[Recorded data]
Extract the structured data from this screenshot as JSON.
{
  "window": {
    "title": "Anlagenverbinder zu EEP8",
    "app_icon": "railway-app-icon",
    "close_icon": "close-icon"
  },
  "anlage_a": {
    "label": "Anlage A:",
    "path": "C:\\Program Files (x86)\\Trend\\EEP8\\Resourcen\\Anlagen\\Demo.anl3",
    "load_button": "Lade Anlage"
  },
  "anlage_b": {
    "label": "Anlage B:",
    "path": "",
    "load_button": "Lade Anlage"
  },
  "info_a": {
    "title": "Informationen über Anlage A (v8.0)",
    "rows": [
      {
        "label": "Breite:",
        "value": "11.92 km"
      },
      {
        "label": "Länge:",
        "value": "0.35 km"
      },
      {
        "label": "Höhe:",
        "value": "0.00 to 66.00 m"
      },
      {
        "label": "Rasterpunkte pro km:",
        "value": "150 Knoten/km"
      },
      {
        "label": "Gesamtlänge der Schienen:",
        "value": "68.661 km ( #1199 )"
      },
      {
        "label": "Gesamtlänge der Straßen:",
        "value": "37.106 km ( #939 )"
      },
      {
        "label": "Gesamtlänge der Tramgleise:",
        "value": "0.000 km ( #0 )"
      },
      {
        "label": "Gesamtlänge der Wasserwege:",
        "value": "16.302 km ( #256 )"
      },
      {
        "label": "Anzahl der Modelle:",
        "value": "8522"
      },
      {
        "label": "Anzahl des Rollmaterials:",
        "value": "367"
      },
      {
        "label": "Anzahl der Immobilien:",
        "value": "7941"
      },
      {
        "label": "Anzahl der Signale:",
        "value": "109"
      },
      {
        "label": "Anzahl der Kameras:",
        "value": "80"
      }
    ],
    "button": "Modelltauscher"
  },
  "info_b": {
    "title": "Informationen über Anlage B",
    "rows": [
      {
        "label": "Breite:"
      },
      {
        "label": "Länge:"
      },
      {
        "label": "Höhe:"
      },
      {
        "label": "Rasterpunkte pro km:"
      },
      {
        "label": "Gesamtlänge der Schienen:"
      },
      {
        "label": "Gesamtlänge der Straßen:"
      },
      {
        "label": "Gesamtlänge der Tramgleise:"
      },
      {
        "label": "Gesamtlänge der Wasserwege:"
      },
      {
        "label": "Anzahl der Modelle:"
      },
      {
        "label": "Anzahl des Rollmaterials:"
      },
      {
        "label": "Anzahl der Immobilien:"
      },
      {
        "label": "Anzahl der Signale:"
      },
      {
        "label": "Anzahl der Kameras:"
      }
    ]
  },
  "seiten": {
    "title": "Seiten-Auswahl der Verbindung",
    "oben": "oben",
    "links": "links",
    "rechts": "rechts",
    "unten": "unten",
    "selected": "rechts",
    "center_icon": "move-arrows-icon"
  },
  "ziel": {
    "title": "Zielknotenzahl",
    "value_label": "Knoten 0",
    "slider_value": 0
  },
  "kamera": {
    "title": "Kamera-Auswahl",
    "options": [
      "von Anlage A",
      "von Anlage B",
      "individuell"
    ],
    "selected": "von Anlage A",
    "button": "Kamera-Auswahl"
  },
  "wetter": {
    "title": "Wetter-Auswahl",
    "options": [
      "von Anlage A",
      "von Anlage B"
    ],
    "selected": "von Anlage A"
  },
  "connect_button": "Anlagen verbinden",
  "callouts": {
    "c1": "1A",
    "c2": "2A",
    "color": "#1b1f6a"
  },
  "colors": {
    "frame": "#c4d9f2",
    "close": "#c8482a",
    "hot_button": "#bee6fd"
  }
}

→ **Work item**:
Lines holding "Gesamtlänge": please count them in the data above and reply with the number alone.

→ **Answer for this exercise**:
8